“It was the realization that the types of people who went to cultural institutions — museums or galleries — were such a small section of any possible public for the kind of work I was interested in,” she said. She added, though, that she believed the movement would only broaden, and that museums and even the commercial art world would have to find a way to get involved.

“I do think that there will be ways for new kinds of collectors to emerge who will support these kinds of long-term projects as works of art,” said Ms. Woolard, who was recently asked by the Museum of Modern Art’s education department to take part in a social-practice program, “Artists as Houseguests: Artists Experiment at MoMA,” over the next few months.

Pablo Helguera, who is organizing the experiment as the director of adult and academic programs in MoMA’s education department, said that departments like his, as opposed to curatorial ones, are often the doors through which social-practice artists enter the museum world.

“There have always been artists working this way, but we started seeing more and more of them,” Mr. Helguera said. “My theory is that the shift began happening sometime after 9/11. I think it was the question ‘What is the meaning of making art in the world like it is today?’”

Mr. Helguera, who has written a book on the subject, “Education for Socially Engaged Art,” added that galleries and museums are only now beginning to scope out the movement’s contours. “The art world has these expectations,” he said. “It’s like you’re supposed to deliver your fall collection and your spring collection, and then what are you doing for the summer, for the art fairs and the biennials?”

“But this kind of work doesn’t operate according to that calendar,” he said. “It might mean a connection with some community or group of people for years, maybe some artist’s whole life.
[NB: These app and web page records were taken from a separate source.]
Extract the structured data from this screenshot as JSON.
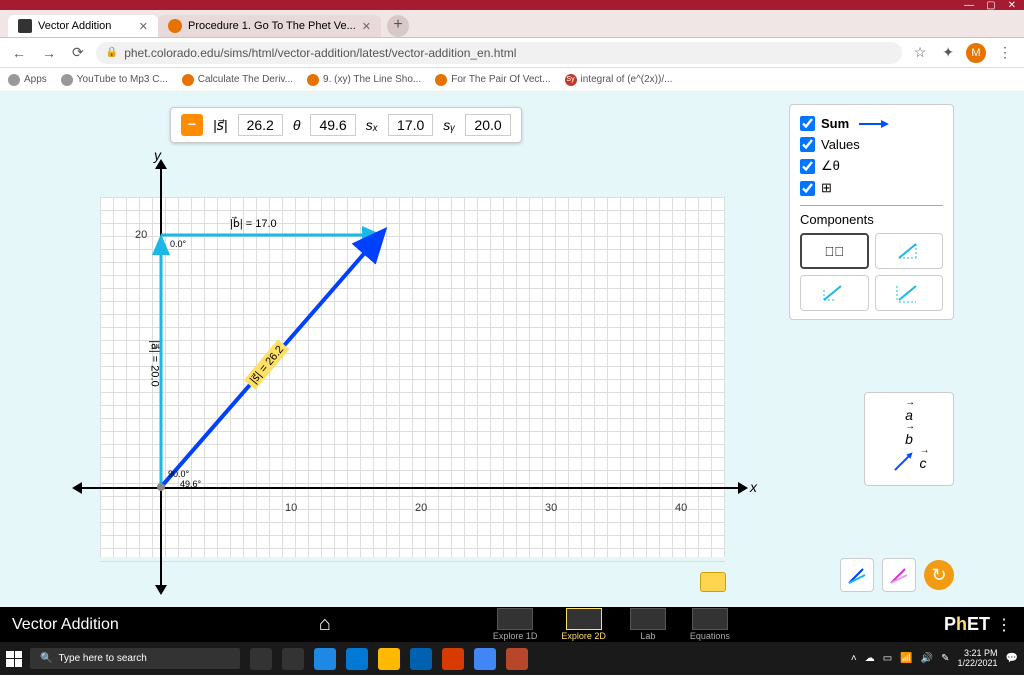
{
  "browser": {
    "tabs": [
      {
        "title": "Vector Addition"
      },
      {
        "title": "Procedure 1. Go To The Phet Ve..."
      }
    ],
    "url": "phet.colorado.edu/sims/html/vector-addition/latest/vector-addition_en.html",
    "bookmarks": [
      "Apps",
      "YouTube to Mp3 C...",
      "Calculate The Deriv...",
      "9. (xy) The Line Sho...",
      "For The Pair Of Vect...",
      "integral of (e^(2x))/..."
    ],
    "profile": "M"
  },
  "readout": {
    "vector_symbol": "|s⃗|",
    "magnitude": "26.2",
    "theta_symbol": "θ",
    "theta": "49.6",
    "sx_symbol": "sₓ",
    "sx": "17.0",
    "sy_symbol": "sᵧ",
    "sy": "20.0"
  },
  "graph": {
    "x_label": "x",
    "y_label": "y",
    "x_ticks": [
      "10",
      "20",
      "30",
      "40"
    ],
    "y_ticks": [
      "20"
    ],
    "vector_a_label": "|a⃗| = 20.0",
    "vector_b_label": "|b⃗| = 17.0",
    "vector_s_label": "|s⃗| = 26.2",
    "angle_a": "90.0°",
    "angle_b": "0.0°",
    "angle_s": "49.6°"
  },
  "right_panel": {
    "sum": "Sum",
    "values": "Values",
    "angle": "∠θ",
    "grid": "⊞",
    "components": "Components"
  },
  "vector_creator": {
    "a": "a",
    "b": "b",
    "c": "c"
  },
  "simnav": {
    "title": "Vector Addition",
    "screens": [
      "Explore 1D",
      "Explore 2D",
      "Lab",
      "Equations"
    ],
    "brand": "PhET"
  },
  "taskbar": {
    "search": "Type here to search",
    "time": "3:21 PM",
    "date": "1/22/2021"
  },
  "chart_data": {
    "type": "vector-diagram",
    "origin": [
      0,
      0
    ],
    "x_range": [
      -5,
      45
    ],
    "y_range": [
      -5,
      25
    ],
    "vectors": [
      {
        "name": "a",
        "from": [
          0,
          0
        ],
        "to": [
          0,
          20
        ],
        "magnitude": 20.0,
        "angle_deg": 90.0,
        "color": "#19b8e6"
      },
      {
        "name": "b",
        "from": [
          0,
          20
        ],
        "to": [
          17,
          20
        ],
        "magnitude": 17.0,
        "angle_deg": 0.0,
        "color": "#19b8e6"
      },
      {
        "name": "s",
        "from": [
          0,
          0
        ],
        "to": [
          17,
          20
        ],
        "magnitude": 26.2,
        "angle_deg": 49.6,
        "color": "#0040ff",
        "is_sum": true
      }
    ]
  }
}
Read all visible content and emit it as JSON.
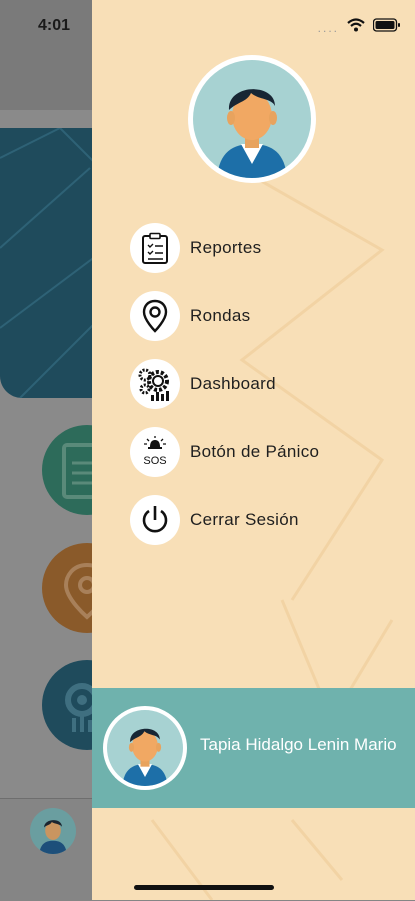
{
  "status_bar": {
    "time": "4:01",
    "signal_dots": "....",
    "icons": [
      "wifi-icon",
      "battery-icon"
    ]
  },
  "drawer": {
    "avatar_icon": "user-avatar",
    "menu": [
      {
        "label": "Reportes",
        "icon": "clipboard-icon"
      },
      {
        "label": "Rondas",
        "icon": "location-pin-icon"
      },
      {
        "label": "Dashboard",
        "icon": "gears-chart-icon"
      },
      {
        "label": "Botón de Pánico",
        "icon": "sos-alarm-icon"
      },
      {
        "label": "Cerrar Sesión",
        "icon": "power-icon"
      }
    ],
    "user": {
      "name": "Tapia Hidalgo Lenin Mario"
    }
  },
  "colors": {
    "drawer_bg": "#f8dfb7",
    "footer_bg": "#6fb2ad",
    "avatar_bg": "#a7d2d2",
    "overlay": "#8a8a8a"
  }
}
It’s hard to bring to the public. Sometimes it’s hard to define.”

Even those who live in the world of socially engaged art sometimes need help defining it. Justin Langlois, a Canadian artist, recently wrote a wry David-Letterman-style list of questions that artists can pose to themselves to determine whether they are indeed practicing social practice. Question No. 19 was “Can your work be critiqued by a painter?” Question No. 22: “If your project was a math equation, did the sum always end up as a critique of capitalism?” And the final question: “Were you asked to explain the reason you think your project is art?”


Continue reading the main story

(Video) The Art and Science of Teaching Direct Practice in Social Work


1. Loophole of Retreat: A Conference Part 3 of 3
(Guggenheim Museum)
2. Reckoning with the Syrian Uprising a Decade On — A Conversation with Lisa Wedeen & Yasser Munif
(Center for International & Area Studies)
3. Research as Practice 1.1 - Hammad Nasar
(Kiran Nadar Museum of Art)
4. No Boundaries 2017 - Citizenship - Session 5, Wed 29 Mar
(No Boundaries)
5. Improve Vocabulary | Learn English While Sleeping | Daily English Listening Conversation Practice ✔
(English TV)
6. Diversity Equity and Inclusion Art Museums and Universities Similar Goals or Divergent Path

Top Articles

Latest Posts

Article information

Author: Maia Crooks Jr

Last Updated: 12/18/2022

Views: 6347

Rating: 4.2 / 5 (63 voted)

Reviews: 94% of readers found this page helpful

Author information

Name: Maia Crooks Jr

Birthday: 1997-09-21

Address: 93119 Joseph Street, Peggyfurt, NC 11582

Phone: +2983088926881

Job: Principal Design Liaison

Hobby: Web surfing, Skiing, role-playing games, Sketching, Polo, Sewing, Genealogy

Introduction: My name is Maia Crooks Jr, I am a homely, joyous, shiny, successful, hilarious, thoughtful, joyous person who loves writing and wants to share my knowledge and understanding with you.